(Beginning of PROVIDED ENTRIES)

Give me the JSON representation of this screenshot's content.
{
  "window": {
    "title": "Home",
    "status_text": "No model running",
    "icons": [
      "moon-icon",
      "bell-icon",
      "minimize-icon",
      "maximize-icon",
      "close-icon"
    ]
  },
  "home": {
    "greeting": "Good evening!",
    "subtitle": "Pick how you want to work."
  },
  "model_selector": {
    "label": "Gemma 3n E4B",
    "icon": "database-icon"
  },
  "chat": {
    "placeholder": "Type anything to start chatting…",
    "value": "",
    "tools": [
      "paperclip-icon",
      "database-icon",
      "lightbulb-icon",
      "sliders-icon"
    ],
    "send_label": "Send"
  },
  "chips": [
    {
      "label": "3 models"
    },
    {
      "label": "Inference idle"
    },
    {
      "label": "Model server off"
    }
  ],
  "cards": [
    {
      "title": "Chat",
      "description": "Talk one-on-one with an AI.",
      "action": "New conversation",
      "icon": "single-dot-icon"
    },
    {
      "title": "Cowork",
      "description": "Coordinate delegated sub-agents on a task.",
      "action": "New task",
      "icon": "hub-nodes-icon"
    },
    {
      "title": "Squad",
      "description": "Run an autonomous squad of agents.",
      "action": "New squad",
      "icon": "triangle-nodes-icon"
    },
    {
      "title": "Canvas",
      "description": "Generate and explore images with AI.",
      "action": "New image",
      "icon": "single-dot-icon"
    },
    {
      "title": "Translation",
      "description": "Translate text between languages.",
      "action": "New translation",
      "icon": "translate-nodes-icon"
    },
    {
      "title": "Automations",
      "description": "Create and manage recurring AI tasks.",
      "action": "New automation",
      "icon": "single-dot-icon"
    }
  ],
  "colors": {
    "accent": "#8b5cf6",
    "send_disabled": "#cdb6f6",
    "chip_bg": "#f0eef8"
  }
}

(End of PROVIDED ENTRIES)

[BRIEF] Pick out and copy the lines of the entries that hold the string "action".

[ANSWER FOR THE TASK]
      "action": "New conversation",
      "action": "New task",
      "action": "New squad",
      "action": "New image",
      "action": "New translation",
      "action": "New automation",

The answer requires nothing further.